  • “A Revolution Not Made But Prevented”

    “A Revolution Not Made But Prevented”
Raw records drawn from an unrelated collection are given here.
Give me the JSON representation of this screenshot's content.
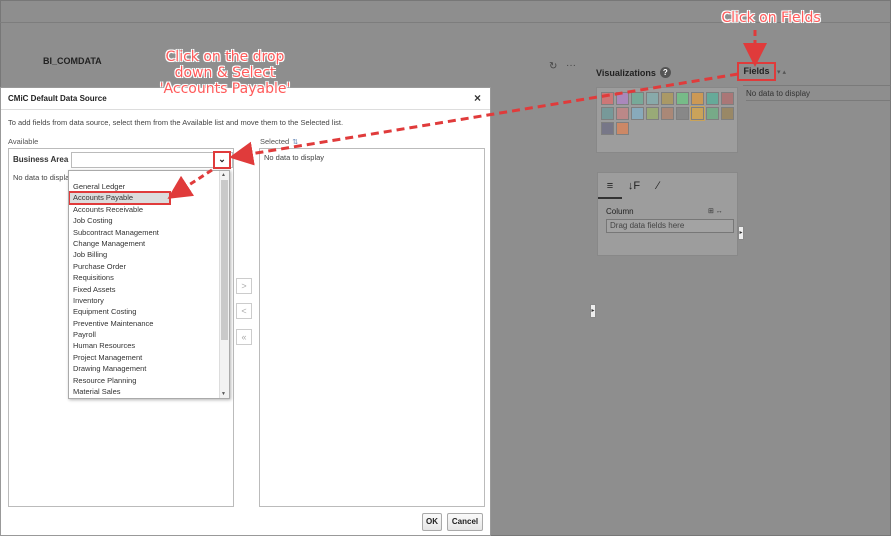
{
  "app": {
    "title": "BI_COMDATA",
    "refresh_icon": "↻",
    "more_icon": "···"
  },
  "visualizations": {
    "label": "Visualizations",
    "help_icon": "?"
  },
  "fields": {
    "label": "Fields",
    "arrows": "▾ ▴",
    "empty_text": "No data to display"
  },
  "properties": {
    "tabs": [
      "≡",
      "↓F",
      "∕"
    ],
    "column_label": "Column",
    "column_icons": "⊞ ↔",
    "drag_placeholder": "Drag data fields here"
  },
  "dialog": {
    "title": "CMiC Default Data Source",
    "close": "×",
    "description": "To add fields from data source, select them from the Available list and move them to the Selected list.",
    "available_label": "Available",
    "selected_label": "Selected",
    "selected_empty": "No data to display",
    "business_area_label": "Business Area",
    "available_empty": "No data to display",
    "ok_label": "OK",
    "cancel_label": "Cancel",
    "shuttle": [
      ">",
      "<",
      "«"
    ]
  },
  "dropdown": {
    "items": [
      "General Ledger",
      "Accounts Payable",
      "Accounts Receivable",
      "Job Costing",
      "Subcontract Management",
      "Change Management",
      "Job Billing",
      "Purchase Order",
      "Requisitions",
      "Fixed Assets",
      "Inventory",
      "Equipment Costing",
      "Preventive Maintenance",
      "Payroll",
      "Human Resources",
      "Project Management",
      "Drawing Management",
      "Resource Planning",
      "Material Sales"
    ],
    "selected": "Accounts Payable"
  },
  "annotations": {
    "fields_note": "Click on Fields",
    "dropdown_note_1": "Click on the drop",
    "dropdown_note_2": "down & Select",
    "dropdown_note_3": "'Accounts Payable'"
  },
  "colors": {
    "annotation": "#ff5a5a",
    "highlight_border": "#e03b3b"
  }
}
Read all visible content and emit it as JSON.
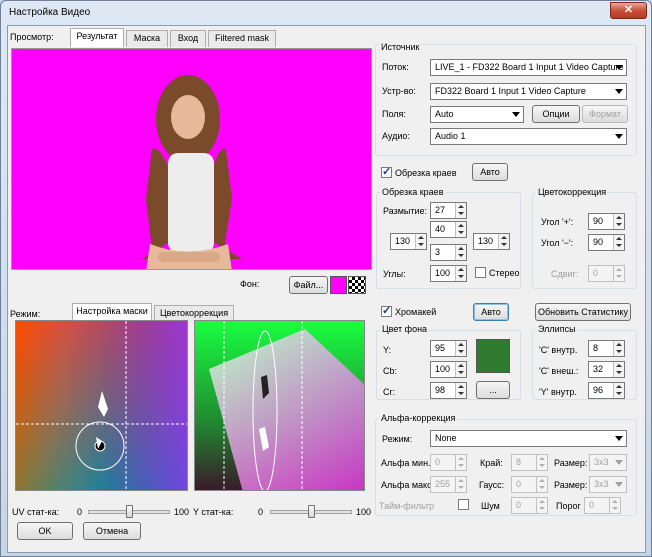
{
  "window": {
    "title": "Настройка Видео",
    "close": "✕"
  },
  "preview": {
    "label": "Просмотр:",
    "tabs": [
      "Результат",
      "Маска",
      "Вход",
      "Filtered mask"
    ],
    "background_label": "Фон:",
    "file_button": "Файл...",
    "bg_color": "#ff00ff"
  },
  "mode": {
    "label": "Режим:",
    "tabs": [
      "Настройка маски",
      "Цветокоррекция"
    ],
    "uv_label": "UV стат-ка:",
    "uv_min": "0",
    "uv_max": "100",
    "y_label": "Y стат-ка:",
    "y_min": "0",
    "y_max": "100",
    "uv_value": 0.5,
    "y_value": 0.5
  },
  "buttons": {
    "ok": "OK",
    "cancel": "Отмена"
  },
  "source": {
    "title": "Источник",
    "stream_label": "Поток:",
    "stream_value": "LIVE_1 - FD322 Board 1 Input 1 Video Capture",
    "device_label": "Устр-во:",
    "device_value": "FD322 Board 1 Input 1 Video Capture",
    "fields_label": "Поля:",
    "fields_value": "Auto",
    "options_button": "Опции",
    "format_button": "Формат",
    "audio_label": "Аудио:",
    "audio_value": "Audio 1"
  },
  "crop": {
    "check_label": "Обрезка краев",
    "auto_button": "Авто",
    "group_title": "Обрезка краев",
    "blur_label": "Размытие:",
    "blur": "27",
    "top": "40",
    "left": "130",
    "bottom": "3",
    "right": "130",
    "corners_label": "Углы:",
    "corners": "100",
    "stereo_label": "Стерео"
  },
  "color_correction": {
    "title": "Цветокоррекция",
    "angle_plus_label": "Угол '+':",
    "angle_plus": "90",
    "angle_minus_label": "Угол '−':",
    "angle_minus": "90",
    "shift_label": "Сдвиг:",
    "shift": "0"
  },
  "chromakey": {
    "check_label": "Хромакей",
    "auto_button": "Авто",
    "update_stats_button": "Обновить Статистику",
    "bg_color_title": "Цвет фона",
    "y_label": "Y:",
    "y": "95",
    "cb_label": "Cb:",
    "cb": "100",
    "cr_label": "Cr:",
    "cr": "98",
    "more_button": "...",
    "swatch_color": "#2e7a2e"
  },
  "ellipses": {
    "title": "Эллипсы",
    "c_inner_label": "'C' внутр.",
    "c_inner": "8",
    "c_outer_label": "'C' внеш.:",
    "c_outer": "32",
    "y_inner_label": "'Y' внутр.",
    "y_inner": "96"
  },
  "alpha": {
    "title": "Альфа-коррекция",
    "mode_label": "Режим:",
    "mode_value": "None",
    "alpha_min_label": "Альфа мин.:",
    "alpha_min": "0",
    "edge_label": "Край:",
    "edge": "8",
    "size_label": "Размер:",
    "size1": "3x3",
    "alpha_max_label": "Альфа макс.",
    "alpha_max": "255",
    "gauss_label": "Гаусс:",
    "gauss": "0",
    "size2": "3x3",
    "time_filter_label": "Тайм-фильтр",
    "noise_label": "Шум",
    "noise": "0",
    "threshold_label": "Порог",
    "threshold": "0"
  }
}
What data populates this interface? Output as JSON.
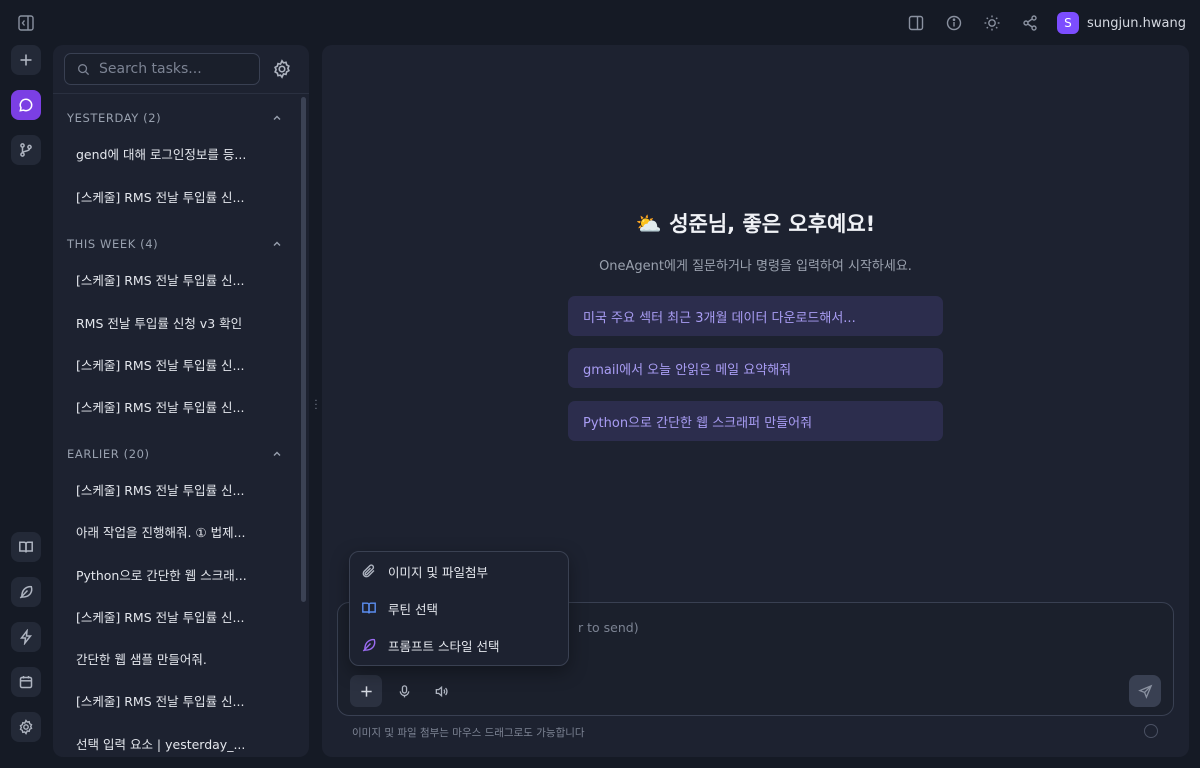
{
  "header": {
    "user": {
      "initial": "S",
      "name": "sungjun.hwang"
    },
    "accent_color": "#7c4dff"
  },
  "sidebar": {
    "search_placeholder": "Search tasks...",
    "groups": [
      {
        "title": "YESTERDAY (2)",
        "items": [
          "gend에 대해 로그인정보를 등...",
          "[스케줄] RMS 전날 투입률 신..."
        ]
      },
      {
        "title": "THIS WEEK (4)",
        "items": [
          "[스케줄] RMS 전날 투입률 신...",
          "RMS 전날 투입률 신청 v3 확인",
          "[스케줄] RMS 전날 투입률 신...",
          "[스케줄] RMS 전날 투입률 신..."
        ]
      },
      {
        "title": "EARLIER (20)",
        "items": [
          "[스케줄] RMS 전날 투입률 신...",
          "아래 작업을 진행해줘. ① 법제...",
          "Python으로 간단한 웹 스크래...",
          "[스케줄] RMS 전날 투입률 신...",
          "간단한 웹 샘플 만들어줘.",
          "[스케줄] RMS 전날 투입률 신...",
          "선택 입력 요소 | yesterday_..."
        ]
      }
    ]
  },
  "main": {
    "greeting": "⛅ 성준님, 좋은 오후예요!",
    "subtitle": "OneAgent에게 질문하거나 명령을 입력하여 시작하세요.",
    "suggestions": [
      "미국 주요 섹터 최근 3개월 데이터 다운로드해서...",
      "gmail에서 오늘 안읽은 메일 요약해줘",
      "Python으로 간단한 웹 스크래퍼 만들어줘"
    ],
    "composer_placeholder_visible": "r to send)",
    "footer_hint": "이미지 및 파일 첨부는 마우스 드래그로도 가능합니다"
  },
  "attach_menu": {
    "items": [
      {
        "label": "이미지 및 파일첨부",
        "icon": "paperclip-icon"
      },
      {
        "label": "루틴 선택",
        "icon": "book-icon"
      },
      {
        "label": "프롬프트 스타일 선택",
        "icon": "feather-icon"
      }
    ]
  }
}
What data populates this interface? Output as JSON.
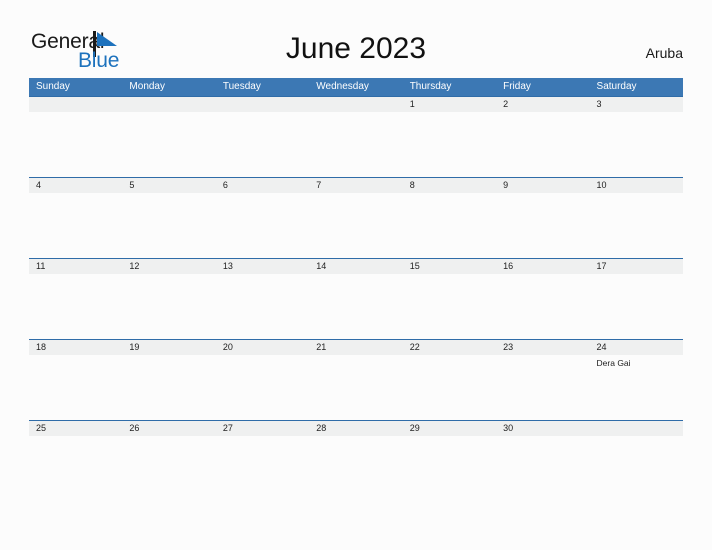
{
  "logo": {
    "word_top": "General",
    "word_bottom": "Blue",
    "flag_icon": "blue-flag-triangle-icon",
    "blue": "#1d72bd"
  },
  "header": {
    "title": "June 2023",
    "region": "Aruba"
  },
  "theme": {
    "header_blue": "#3c78b4",
    "rule_blue": "#2f6ca8",
    "date_band_gray": "#eff0f0",
    "page_background": "#fcfcfc",
    "text_dark": "#222222"
  },
  "calendar": {
    "day_headers": [
      "Sunday",
      "Monday",
      "Tuesday",
      "Wednesday",
      "Thursday",
      "Friday",
      "Saturday"
    ],
    "weeks": [
      {
        "days": [
          {
            "date": "",
            "events": []
          },
          {
            "date": "",
            "events": []
          },
          {
            "date": "",
            "events": []
          },
          {
            "date": "",
            "events": []
          },
          {
            "date": "1",
            "events": []
          },
          {
            "date": "2",
            "events": []
          },
          {
            "date": "3",
            "events": []
          }
        ]
      },
      {
        "days": [
          {
            "date": "4",
            "events": []
          },
          {
            "date": "5",
            "events": []
          },
          {
            "date": "6",
            "events": []
          },
          {
            "date": "7",
            "events": []
          },
          {
            "date": "8",
            "events": []
          },
          {
            "date": "9",
            "events": []
          },
          {
            "date": "10",
            "events": []
          }
        ]
      },
      {
        "days": [
          {
            "date": "11",
            "events": []
          },
          {
            "date": "12",
            "events": []
          },
          {
            "date": "13",
            "events": []
          },
          {
            "date": "14",
            "events": []
          },
          {
            "date": "15",
            "events": []
          },
          {
            "date": "16",
            "events": []
          },
          {
            "date": "17",
            "events": []
          }
        ]
      },
      {
        "days": [
          {
            "date": "18",
            "events": []
          },
          {
            "date": "19",
            "events": []
          },
          {
            "date": "20",
            "events": []
          },
          {
            "date": "21",
            "events": []
          },
          {
            "date": "22",
            "events": []
          },
          {
            "date": "23",
            "events": []
          },
          {
            "date": "24",
            "events": [
              "Dera Gai"
            ]
          }
        ]
      },
      {
        "days": [
          {
            "date": "25",
            "events": []
          },
          {
            "date": "26",
            "events": []
          },
          {
            "date": "27",
            "events": []
          },
          {
            "date": "28",
            "events": []
          },
          {
            "date": "29",
            "events": []
          },
          {
            "date": "30",
            "events": []
          },
          {
            "date": "",
            "events": []
          }
        ]
      }
    ]
  }
}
    This post “A Revolution Not Made But Prevented” appeared first on Daily Reckoning. The Daily Reckoning trampled sacred ground this Independence Day… and profaned the national religion of America. For we posted grave heresies about the American Revolution. This is the question we raised, leadingly, provocatively, heretically: “Was the American Revolution a mistake?” We may as well have declared Benedict Arnold a hero… George Washington a traitor… the revolutionaries a crew of cutthroats… and the Fourth of July a blackguard’s holiday. Yet the article’s author — Mr. Gary North — roared a thunderous “yes” to our question. Heresy! “I did not celebrate the Fourth of July today,” he thundered… with fire in his heart, blood in his eye, venom in his words. Why did Mr. North refuse to celebrate this July Fourth… or any other July Fourth? Here is the answer: Because he believes the American colonists were the freest peoples on Earth. And at 1% — perhaps 2.5% in the southern Colonies — King George’s tax bite was so light it failed to break the skin. That is, the Revolution was a grand swindle and the Declaration of Independence a packet of lies. Please click here if you missed …Read More »